Dataset records
++++++++++

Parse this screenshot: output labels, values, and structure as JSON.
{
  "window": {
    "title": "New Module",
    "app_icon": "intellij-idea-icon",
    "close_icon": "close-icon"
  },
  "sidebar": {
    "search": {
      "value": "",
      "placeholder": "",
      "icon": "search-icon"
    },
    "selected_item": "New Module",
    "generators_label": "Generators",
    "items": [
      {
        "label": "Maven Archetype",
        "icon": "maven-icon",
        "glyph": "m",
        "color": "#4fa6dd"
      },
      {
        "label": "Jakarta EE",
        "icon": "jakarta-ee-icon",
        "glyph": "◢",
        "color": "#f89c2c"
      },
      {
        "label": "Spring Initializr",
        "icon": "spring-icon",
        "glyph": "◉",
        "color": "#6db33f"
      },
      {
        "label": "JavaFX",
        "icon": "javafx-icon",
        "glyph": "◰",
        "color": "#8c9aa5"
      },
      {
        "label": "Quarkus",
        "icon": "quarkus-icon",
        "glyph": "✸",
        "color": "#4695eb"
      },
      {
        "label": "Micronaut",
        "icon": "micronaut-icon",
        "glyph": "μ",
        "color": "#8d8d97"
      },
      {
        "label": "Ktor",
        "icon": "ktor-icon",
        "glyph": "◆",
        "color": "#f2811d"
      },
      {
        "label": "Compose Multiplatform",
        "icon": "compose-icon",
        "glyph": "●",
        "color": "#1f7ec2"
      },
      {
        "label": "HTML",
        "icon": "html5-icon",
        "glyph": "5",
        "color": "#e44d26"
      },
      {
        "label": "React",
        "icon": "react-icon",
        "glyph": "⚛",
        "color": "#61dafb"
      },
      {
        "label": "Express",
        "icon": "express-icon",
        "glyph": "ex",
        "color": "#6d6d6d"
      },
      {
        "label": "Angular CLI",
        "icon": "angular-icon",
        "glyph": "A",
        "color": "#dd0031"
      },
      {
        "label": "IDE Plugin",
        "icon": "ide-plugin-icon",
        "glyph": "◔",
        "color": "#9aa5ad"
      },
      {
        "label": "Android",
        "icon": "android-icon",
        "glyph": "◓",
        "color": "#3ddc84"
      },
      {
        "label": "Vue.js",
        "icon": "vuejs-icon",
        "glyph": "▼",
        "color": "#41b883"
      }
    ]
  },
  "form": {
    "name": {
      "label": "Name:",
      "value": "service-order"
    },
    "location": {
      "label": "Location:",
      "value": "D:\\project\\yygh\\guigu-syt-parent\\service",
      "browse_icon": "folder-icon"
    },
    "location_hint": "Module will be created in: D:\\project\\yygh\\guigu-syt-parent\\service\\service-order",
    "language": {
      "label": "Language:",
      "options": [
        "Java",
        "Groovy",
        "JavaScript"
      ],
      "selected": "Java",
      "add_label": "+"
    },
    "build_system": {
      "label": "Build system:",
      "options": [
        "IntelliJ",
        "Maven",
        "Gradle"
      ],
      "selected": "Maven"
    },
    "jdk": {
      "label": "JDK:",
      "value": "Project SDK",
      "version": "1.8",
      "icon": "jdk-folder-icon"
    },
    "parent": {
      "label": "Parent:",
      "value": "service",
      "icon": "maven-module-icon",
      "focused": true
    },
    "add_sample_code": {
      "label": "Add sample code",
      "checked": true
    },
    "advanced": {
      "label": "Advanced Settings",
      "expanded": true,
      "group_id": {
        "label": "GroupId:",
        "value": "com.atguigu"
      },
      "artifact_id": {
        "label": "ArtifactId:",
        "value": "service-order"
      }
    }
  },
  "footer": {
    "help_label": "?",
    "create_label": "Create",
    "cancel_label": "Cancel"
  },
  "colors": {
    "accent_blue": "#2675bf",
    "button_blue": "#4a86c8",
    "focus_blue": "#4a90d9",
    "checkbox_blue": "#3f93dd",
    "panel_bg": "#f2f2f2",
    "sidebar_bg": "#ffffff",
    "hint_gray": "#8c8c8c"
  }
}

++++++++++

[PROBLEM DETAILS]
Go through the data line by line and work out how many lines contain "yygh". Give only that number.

[PROBLEM SOLUTION]
2